Our relationships often mirror each other. Our relationship with food reflects our relationship with money reflects our relationships with people, and so on. That said, how we choose to relate politically matters.
How we relate to the world politically might reflect how we relate to others intimately. It might reflect how we relate to ourselves. In my experience, rather than “might,” it does.
Recovery is a way of life – a way of life based on love. So is yoga. The basic tenet of my yoga practice is “Ahimsa,” or “non-harm.” I believe these principles can expand from the personal to the political. I believe they can have a healing effect on the greater good.
Right now, I’m embarking on a yoga-teacher-training and familiarizing myself with the ethical tenets of yoga. In addition to “ahimsa,” one of them is saucha, which translates to “cleanliness” or “purity.”
In my practice of saucha, I am cleaning out my bedroom – letting go of all I no longer need, all that no longer serves me; all that no longer resonates with who I am today. That includes old Broadway posters – perfectly good, framed Broadway posters – even autographed posters. They simply do not resonate with my current, higher purpose, and by holding onto them, I am clogging my energy field and selfishly keeping a resource from somebody else.
However, I am not purging mindlessly. I am writing thank-you notes to long-time objects, such as my old “Lululemon” dance bag that carried me through my days at Art School and once pulled me down a stone stair-case in somersault fashion. I am also examining each item carefully, asking it to give me anything else it may have to offer.
I’m doing this with books.
I have shelves of books.
Some I’ve read, some I’ve not.
Michael Wolff’s Fire and Fury is one of these books.
It chronicles the first hundred days of the current American presidency.
I’ve avoided it for several reasons.
The title alone jars me.
Pretty charged, right?
I want to release this book from my shelf, but I want to give it a peek first. I want to see what it can teach me, if anything. And I want to view its content through the lens of love. If anything, reading this book is an opportunity for me to engage with my political beliefs.
In this politically charged time, I often feel I lack political beliefs of my own. At least, I lack clarity as to what those beliefs are. Particularly due to social media, I am bombarded with noise, screaming, shouting, yelling, fighting, arguing – you name it. Who do I listen to? What do I believe?
In this politically charged time, I feel I lack beliefs of my own. Or rather, I lack consciousness of what my political beliefs are.
Like any self-discovery practice, I must go within to find out, and I must conduct my search based on my values. My recovery is based on love and acceptance, and I want to practice these principles in all my affairs. That includes politics.
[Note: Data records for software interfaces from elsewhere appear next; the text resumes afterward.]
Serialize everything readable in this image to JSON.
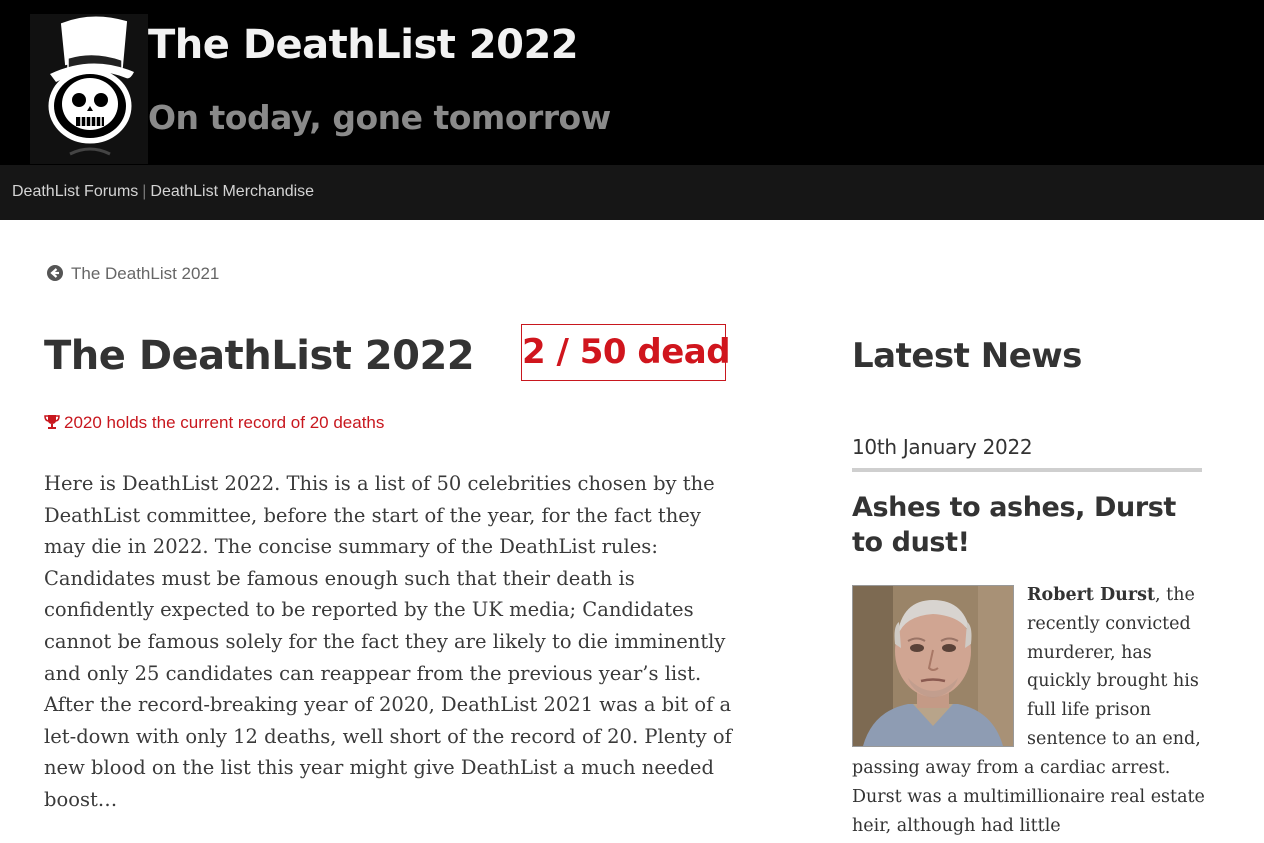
{
  "header": {
    "title": "The DeathList 2022",
    "tagline": "On today, gone tomorrow"
  },
  "nav": {
    "items": [
      {
        "label": "DeathList Forums"
      },
      {
        "label": "DeathList Merchandise"
      }
    ],
    "separator": "|"
  },
  "back_link": {
    "label": "The DeathList 2021",
    "icon": "arrow-circle-left-icon"
  },
  "main": {
    "title": "The DeathList 2022",
    "dead_counter": "2 / 50 dead",
    "record_note": "2020 holds the current record of 20 deaths",
    "record_icon": "trophy-icon",
    "intro": "Here is DeathList 2022. This is a list of 50 celebrities chosen by the DeathList committee, before the start of the year, for the fact they may die in 2022. The concise summary of the DeathList rules: Candidates must be famous enough such that their death is confidently expected to be reported by the UK media; Candidates cannot be famous solely for the fact they are likely to die imminently and only 25 candidates can reappear from the previous year’s list. After the record-breaking year of 2020, DeathList 2021 was a bit of a let-down with only 12 deaths, well short of the record of 20. Plenty of new blood on the list this year might give DeathList a much needed boost…"
  },
  "sidebar": {
    "title": "Latest News",
    "news": {
      "date": "10th January 2022",
      "headline": "Ashes to ashes, Durst to dust!",
      "name": "Robert Durst",
      "body_top": ", the recently convicted murderer, has quickly brought his full life prison sentence to an end,",
      "body_bottom": "passing away from a cardiac arrest. Durst was a multimillionaire real estate heir, although had little"
    }
  },
  "colors": {
    "header_bg": "#000000",
    "nav_bg": "#161616",
    "accent_red": "#c8171e",
    "text_dark": "#333333"
  }
}
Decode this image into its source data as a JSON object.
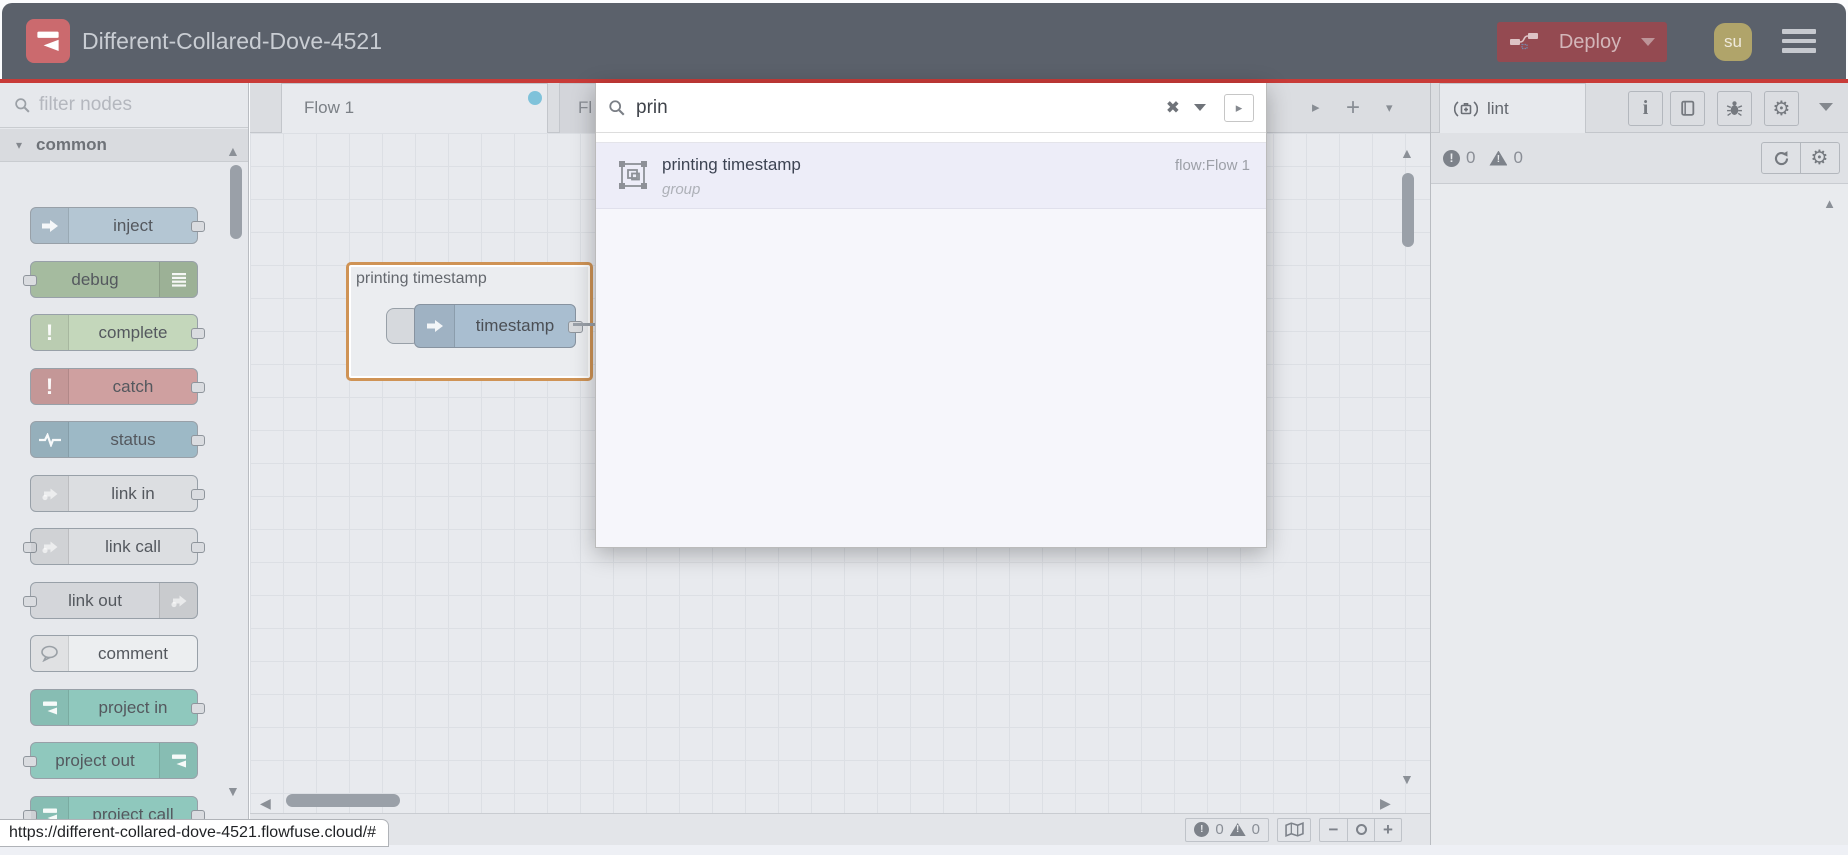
{
  "colors": {
    "header_bg": "#5b616b",
    "brand_red": "#cb6a6e",
    "deploy_red": "#944a51",
    "header_divider_red": "#c83b38",
    "dirty_dot_blue": "#7fc2da",
    "group_selected_orange": "#cf9355"
  },
  "header": {
    "title": "Different-Collared-Dove-4521",
    "deploy": {
      "label": "Deploy"
    },
    "avatar": "su"
  },
  "palette": {
    "filter_placeholder": "filter nodes",
    "category_label": "common",
    "nodes": [
      {
        "label": "inject",
        "color": "#b4c6d3",
        "icon": "arrow-right-icon",
        "icon_side": "left",
        "port_in": false,
        "port_out": true
      },
      {
        "label": "debug",
        "color": "#a5bb9f",
        "icon": "list-icon",
        "icon_side": "right",
        "port_in": true,
        "port_out": false
      },
      {
        "label": "complete",
        "color": "#c4d7bb",
        "icon": "exclaim-icon",
        "icon_side": "left",
        "port_in": false,
        "port_out": true
      },
      {
        "label": "catch",
        "color": "#cfa0a0",
        "icon": "exclaim-icon",
        "icon_side": "left",
        "port_in": false,
        "port_out": true
      },
      {
        "label": "status",
        "color": "#9db9c6",
        "icon": "pulse-icon",
        "icon_side": "left",
        "port_in": false,
        "port_out": true
      },
      {
        "label": "link in",
        "color": "#dcdee1",
        "icon": "link-icon",
        "icon_side": "left",
        "port_in": false,
        "port_out": true
      },
      {
        "label": "link call",
        "color": "#dcdee1",
        "icon": "link-icon",
        "icon_side": "left",
        "port_in": true,
        "port_out": true
      },
      {
        "label": "link out",
        "color": "#d4d6da",
        "icon": "link-icon",
        "icon_side": "right",
        "port_in": true,
        "port_out": false
      },
      {
        "label": "comment",
        "color": "#eceef0",
        "icon": "comment-icon",
        "icon_side": "left",
        "port_in": false,
        "port_out": false
      },
      {
        "label": "project in",
        "color": "#8fc8bd",
        "icon": "project-icon",
        "icon_side": "left",
        "port_in": false,
        "port_out": true
      },
      {
        "label": "project out",
        "color": "#8fc8bd",
        "icon": "project-icon",
        "icon_side": "right",
        "port_in": true,
        "port_out": false
      },
      {
        "label": "project call",
        "color": "#8fc8bd",
        "icon": "project-icon",
        "icon_side": "left",
        "port_in": true,
        "port_out": true
      }
    ]
  },
  "workspace": {
    "tabs": [
      {
        "label": "Flow 1",
        "active": true,
        "dirty": true
      },
      {
        "label": "Fl",
        "active": false
      }
    ],
    "group": {
      "label": "printing timestamp",
      "node": {
        "label": "timestamp"
      }
    },
    "footer": {
      "error_count": "0",
      "warning_count": "0"
    }
  },
  "search": {
    "query": "prin",
    "results": [
      {
        "title": "printing timestamp",
        "subtitle": "group",
        "meta": "flow:Flow 1"
      }
    ]
  },
  "sidebar": {
    "tab_label": "lint",
    "error_count": "0",
    "warning_count": "0"
  },
  "status_url": "https://different-collared-dove-4521.flowfuse.cloud/#"
}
We all know the saying, “Knowledge is power.”
I believe that understanding is power.
Understanding is power.
As I said above, I’m in the midst of a yoga-teacher training, and it is with mindfulness that I do so. I am aware of how easy it is to appropriate culture and to adopt beliefs we don’t truly understand. I simply want to vocalize this. Having said that, I’ll introduce the word “namaste,” the word uttered at the end of every yoga practice. It means, “The light in me honors the light in you.”
Can we do that politically?
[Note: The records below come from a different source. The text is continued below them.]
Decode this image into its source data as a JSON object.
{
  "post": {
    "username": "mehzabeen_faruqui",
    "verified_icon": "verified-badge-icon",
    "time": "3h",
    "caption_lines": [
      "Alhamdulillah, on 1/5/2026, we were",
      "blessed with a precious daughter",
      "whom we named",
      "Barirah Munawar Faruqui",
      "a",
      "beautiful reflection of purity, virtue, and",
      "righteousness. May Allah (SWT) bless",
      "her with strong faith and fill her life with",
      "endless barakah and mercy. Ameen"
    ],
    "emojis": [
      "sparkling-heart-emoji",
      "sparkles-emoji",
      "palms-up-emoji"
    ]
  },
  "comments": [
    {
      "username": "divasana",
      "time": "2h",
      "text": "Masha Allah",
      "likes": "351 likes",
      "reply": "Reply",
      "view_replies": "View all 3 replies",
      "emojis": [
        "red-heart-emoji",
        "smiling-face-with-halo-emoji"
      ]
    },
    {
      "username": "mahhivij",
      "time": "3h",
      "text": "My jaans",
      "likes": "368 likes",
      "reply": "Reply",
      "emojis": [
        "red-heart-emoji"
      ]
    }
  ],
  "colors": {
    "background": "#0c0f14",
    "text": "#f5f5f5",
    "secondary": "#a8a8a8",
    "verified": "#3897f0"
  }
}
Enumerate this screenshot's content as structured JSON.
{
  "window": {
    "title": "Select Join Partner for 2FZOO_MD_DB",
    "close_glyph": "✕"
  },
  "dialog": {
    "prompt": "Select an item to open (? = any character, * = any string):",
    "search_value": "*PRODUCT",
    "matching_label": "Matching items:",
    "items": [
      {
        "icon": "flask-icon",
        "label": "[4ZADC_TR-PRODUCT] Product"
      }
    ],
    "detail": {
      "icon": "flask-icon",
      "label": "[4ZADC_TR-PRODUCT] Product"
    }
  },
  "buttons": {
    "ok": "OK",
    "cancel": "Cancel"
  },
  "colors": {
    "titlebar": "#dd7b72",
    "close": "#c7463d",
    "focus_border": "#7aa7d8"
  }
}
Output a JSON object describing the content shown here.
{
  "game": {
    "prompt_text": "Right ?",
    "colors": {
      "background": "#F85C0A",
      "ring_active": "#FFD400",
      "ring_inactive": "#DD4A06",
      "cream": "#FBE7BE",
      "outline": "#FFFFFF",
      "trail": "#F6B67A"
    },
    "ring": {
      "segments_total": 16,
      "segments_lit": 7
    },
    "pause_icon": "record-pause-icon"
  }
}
Can we do that with people in office? With people of different backgrounds? With people who challenge us, trigger us, or enrage us?
Based on the Fire and Fury, it seems to me that our leader is very sick. And as the saying goes, hurt people hurt people. But he’s not the only one. It seems to me that our entire country is sick. It seems we’re in the midst of a cultural disease.
Addictions are family diseases.
So are racism and white supremacy.
So is all social prejudice.
These are family diseases on a grander scale.
Addictions are family diseases. So are social biases.
They are cultural diseases.
They are diseases that manifest on micro and macro levels which I believe we each have a role in.
But we can examine our role in them lovingly.
And we can call people in to conversation, rather than placing blame.
Think about family systems. Anyone with a family knows that we can love someone while detesting their behavior. Can we do that with politicians we perceive as flawed? After all, as human beings, we are all siblings.
I believe in talking to one another and reasoning things out, but in doing so without gossip or criticism.
I also believe in making amends with people we have harmed or been harmed by.
I believe in forgiveness; the flip-side is toxic.
I say this not from pride, but from experience. Whenever I operate from anger, rage, resentment, or self-pity, I feel sick and depleted.
Understanding is power.
Hate is so toxic to the people who harbor it.
It is more toxic to the hater than it is to the hated.
What if we put our energy somewhere else?
I think anger and hatred contain useful information.
They reveal to each individual what their values are; what burns them up inside. But when clung to, these emotions cause harm.
The only way we can grow, heal, and come together is by listening and understanding. We need to love each other unconditionally, rather than isolating in our pride.
What if we tuned in to our anger and hate, identified the target, and then directed our energy towards manifesting its opposite?
What if we remembered that we are all human? All equals?
What if we cultivated “saucha” in our thoughts and attitudes?
What if we all detoxed from judgment and practiced unconditional love?
We can, if we choose.
In closing, I would like to say that the opinions expressed here are entirely my own and have been written from love. I write to share them, not impose them. If something here resonated with you, I invite you to share it, as Recovery is for all.